Where a line below contains "this", count it. Reply with the total only.

◆ Available data:
=== Begin Enclosure ===
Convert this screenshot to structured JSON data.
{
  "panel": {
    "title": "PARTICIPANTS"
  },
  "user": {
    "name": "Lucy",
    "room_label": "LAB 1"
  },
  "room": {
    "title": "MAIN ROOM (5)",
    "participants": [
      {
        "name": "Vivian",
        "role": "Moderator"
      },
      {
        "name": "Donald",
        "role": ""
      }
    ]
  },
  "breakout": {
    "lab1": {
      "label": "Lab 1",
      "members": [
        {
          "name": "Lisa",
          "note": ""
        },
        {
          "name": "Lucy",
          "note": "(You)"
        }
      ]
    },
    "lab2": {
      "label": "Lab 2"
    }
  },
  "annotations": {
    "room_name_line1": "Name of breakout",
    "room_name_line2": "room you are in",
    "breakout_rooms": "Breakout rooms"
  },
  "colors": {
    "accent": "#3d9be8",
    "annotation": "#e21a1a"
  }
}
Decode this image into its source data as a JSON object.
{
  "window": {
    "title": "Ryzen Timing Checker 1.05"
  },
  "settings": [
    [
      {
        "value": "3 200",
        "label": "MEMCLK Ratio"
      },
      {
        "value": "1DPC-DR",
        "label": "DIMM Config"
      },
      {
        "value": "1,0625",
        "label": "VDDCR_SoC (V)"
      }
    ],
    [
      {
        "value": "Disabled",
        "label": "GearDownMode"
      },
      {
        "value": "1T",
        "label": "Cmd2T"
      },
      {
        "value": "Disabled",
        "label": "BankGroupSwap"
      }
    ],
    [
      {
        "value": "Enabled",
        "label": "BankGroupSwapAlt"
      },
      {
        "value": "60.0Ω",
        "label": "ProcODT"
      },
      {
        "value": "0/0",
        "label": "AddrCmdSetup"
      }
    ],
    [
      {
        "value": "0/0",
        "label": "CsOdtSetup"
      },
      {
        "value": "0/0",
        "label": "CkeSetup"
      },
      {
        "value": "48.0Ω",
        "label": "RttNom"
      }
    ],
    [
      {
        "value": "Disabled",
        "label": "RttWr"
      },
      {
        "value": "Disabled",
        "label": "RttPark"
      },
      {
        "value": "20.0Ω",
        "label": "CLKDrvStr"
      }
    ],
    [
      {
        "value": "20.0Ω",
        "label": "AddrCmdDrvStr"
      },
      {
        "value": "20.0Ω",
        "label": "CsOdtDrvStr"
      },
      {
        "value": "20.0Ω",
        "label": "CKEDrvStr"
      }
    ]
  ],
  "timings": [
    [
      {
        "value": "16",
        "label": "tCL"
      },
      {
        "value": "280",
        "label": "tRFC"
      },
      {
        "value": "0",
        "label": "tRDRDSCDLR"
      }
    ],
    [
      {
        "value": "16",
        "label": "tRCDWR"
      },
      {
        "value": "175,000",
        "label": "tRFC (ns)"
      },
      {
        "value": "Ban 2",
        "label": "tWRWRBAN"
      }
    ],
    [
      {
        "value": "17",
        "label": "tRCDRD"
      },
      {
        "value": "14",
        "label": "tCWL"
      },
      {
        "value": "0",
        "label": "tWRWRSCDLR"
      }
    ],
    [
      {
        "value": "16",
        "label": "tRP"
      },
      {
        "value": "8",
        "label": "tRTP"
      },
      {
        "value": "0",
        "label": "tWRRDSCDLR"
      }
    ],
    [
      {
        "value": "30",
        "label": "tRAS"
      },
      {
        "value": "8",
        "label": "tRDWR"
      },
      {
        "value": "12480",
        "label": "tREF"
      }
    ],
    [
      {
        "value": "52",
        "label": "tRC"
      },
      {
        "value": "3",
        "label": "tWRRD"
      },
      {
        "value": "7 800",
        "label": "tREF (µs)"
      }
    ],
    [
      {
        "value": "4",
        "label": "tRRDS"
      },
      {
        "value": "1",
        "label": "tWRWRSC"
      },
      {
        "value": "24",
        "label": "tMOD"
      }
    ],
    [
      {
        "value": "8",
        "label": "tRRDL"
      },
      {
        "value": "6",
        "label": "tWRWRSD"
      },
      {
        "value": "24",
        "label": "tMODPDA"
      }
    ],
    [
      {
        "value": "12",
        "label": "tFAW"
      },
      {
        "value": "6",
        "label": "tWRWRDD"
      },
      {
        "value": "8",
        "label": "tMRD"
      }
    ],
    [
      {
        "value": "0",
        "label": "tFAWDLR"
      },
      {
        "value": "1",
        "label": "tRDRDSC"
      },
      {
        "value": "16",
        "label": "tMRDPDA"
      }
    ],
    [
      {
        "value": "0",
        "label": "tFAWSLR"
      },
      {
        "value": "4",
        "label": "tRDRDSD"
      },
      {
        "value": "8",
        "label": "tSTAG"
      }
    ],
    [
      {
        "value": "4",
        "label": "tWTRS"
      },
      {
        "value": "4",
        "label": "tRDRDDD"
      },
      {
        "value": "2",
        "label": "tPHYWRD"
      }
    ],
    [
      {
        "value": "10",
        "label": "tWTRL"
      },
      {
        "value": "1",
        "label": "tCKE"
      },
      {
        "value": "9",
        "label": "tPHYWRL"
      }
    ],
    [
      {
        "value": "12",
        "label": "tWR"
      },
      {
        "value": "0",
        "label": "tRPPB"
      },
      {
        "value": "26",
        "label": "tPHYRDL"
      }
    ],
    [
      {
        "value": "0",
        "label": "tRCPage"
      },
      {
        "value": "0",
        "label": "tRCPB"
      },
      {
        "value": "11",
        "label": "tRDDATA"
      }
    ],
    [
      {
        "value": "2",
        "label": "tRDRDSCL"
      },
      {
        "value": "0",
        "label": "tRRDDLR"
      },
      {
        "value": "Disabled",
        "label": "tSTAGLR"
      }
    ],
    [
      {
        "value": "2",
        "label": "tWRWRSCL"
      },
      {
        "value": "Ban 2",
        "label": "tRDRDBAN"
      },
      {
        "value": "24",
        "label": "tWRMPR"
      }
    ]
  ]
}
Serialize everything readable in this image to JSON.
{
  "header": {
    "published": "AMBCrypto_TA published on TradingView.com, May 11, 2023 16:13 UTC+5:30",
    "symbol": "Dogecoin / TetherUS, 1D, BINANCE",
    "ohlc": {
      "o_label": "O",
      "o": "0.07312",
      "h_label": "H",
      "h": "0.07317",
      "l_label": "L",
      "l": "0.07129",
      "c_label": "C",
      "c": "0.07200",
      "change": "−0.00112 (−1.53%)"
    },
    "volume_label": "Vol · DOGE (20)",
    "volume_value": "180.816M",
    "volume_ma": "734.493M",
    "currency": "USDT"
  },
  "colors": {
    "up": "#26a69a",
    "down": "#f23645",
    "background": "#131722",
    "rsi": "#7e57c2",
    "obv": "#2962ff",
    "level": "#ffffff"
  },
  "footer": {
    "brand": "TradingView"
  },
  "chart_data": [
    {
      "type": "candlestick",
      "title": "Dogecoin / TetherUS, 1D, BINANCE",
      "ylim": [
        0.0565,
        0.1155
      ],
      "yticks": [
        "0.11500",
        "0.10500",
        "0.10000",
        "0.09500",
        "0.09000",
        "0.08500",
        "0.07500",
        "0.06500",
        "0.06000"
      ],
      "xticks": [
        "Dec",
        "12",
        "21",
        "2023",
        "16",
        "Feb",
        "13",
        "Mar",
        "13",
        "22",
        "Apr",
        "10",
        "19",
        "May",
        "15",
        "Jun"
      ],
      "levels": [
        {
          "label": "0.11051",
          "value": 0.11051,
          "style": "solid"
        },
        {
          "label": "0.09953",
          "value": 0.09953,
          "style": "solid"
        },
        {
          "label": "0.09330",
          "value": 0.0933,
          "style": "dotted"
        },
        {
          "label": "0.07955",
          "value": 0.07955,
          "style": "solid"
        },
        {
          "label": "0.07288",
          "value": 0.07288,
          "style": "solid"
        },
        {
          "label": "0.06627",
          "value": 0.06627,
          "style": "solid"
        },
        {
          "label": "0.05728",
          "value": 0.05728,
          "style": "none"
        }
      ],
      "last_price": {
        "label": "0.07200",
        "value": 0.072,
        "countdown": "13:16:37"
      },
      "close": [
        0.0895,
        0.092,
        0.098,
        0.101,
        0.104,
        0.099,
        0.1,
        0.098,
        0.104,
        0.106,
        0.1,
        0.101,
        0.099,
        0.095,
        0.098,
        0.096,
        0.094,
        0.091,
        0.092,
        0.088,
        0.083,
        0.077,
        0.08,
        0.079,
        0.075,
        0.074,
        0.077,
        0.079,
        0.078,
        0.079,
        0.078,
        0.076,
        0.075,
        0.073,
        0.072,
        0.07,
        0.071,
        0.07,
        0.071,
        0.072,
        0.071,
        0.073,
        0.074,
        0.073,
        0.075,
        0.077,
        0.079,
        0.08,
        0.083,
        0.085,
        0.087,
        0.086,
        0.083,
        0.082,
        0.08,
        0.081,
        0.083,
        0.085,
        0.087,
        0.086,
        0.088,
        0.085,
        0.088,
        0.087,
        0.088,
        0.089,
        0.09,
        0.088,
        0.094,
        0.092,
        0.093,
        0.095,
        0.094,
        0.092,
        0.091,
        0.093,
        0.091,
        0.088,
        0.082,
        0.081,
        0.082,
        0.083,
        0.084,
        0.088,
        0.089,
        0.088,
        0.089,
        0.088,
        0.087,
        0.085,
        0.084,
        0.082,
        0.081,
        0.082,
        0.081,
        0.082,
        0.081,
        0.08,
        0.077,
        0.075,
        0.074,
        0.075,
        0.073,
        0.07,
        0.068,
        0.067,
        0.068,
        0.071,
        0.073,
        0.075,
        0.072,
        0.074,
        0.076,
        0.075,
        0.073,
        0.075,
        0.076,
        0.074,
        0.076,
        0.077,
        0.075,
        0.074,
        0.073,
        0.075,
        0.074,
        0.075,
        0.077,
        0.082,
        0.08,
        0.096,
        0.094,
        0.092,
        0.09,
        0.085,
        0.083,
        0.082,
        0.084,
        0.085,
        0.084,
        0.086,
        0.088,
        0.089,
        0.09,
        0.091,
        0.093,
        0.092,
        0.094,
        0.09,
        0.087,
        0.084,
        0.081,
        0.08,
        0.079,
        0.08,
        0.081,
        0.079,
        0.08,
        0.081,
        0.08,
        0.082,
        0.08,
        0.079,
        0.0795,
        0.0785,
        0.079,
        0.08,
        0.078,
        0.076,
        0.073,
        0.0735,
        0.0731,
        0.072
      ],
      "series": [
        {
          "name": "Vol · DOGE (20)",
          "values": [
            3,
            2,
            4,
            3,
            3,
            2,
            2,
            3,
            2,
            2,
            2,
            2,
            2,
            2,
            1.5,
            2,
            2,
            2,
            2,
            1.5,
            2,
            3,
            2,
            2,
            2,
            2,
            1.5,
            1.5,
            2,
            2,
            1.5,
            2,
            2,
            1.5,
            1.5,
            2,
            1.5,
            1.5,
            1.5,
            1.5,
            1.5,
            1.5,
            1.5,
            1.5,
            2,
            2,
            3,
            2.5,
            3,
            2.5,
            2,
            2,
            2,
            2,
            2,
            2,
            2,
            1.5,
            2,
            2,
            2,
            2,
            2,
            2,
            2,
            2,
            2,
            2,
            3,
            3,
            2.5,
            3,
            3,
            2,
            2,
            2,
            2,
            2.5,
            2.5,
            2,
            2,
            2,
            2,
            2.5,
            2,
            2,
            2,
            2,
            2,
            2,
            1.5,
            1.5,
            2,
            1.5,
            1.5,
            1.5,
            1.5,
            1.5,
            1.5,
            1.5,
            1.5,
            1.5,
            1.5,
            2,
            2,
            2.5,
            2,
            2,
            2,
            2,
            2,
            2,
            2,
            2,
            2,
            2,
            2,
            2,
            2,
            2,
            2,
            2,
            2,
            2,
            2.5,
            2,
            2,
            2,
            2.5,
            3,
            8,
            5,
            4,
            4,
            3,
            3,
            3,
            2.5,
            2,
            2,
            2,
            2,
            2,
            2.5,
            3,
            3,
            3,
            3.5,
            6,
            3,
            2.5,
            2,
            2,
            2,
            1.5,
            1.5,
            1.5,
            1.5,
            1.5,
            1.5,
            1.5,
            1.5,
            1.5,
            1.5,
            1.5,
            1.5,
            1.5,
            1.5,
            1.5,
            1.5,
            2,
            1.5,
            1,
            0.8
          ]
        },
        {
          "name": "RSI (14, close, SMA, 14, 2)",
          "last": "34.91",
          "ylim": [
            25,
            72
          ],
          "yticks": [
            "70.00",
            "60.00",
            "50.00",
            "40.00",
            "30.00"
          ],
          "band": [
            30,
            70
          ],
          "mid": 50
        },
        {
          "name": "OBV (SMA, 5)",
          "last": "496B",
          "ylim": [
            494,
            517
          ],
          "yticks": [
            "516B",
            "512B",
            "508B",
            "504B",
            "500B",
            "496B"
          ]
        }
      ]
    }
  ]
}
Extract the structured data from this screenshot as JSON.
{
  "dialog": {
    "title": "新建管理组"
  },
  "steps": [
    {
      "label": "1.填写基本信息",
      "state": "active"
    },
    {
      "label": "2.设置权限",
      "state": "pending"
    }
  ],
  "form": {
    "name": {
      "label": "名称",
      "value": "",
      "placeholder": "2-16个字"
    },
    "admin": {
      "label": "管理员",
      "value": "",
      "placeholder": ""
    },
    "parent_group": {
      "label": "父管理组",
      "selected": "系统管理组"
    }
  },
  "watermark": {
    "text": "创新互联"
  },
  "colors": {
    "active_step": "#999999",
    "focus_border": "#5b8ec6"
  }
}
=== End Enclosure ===
◆ Exercise answer: 4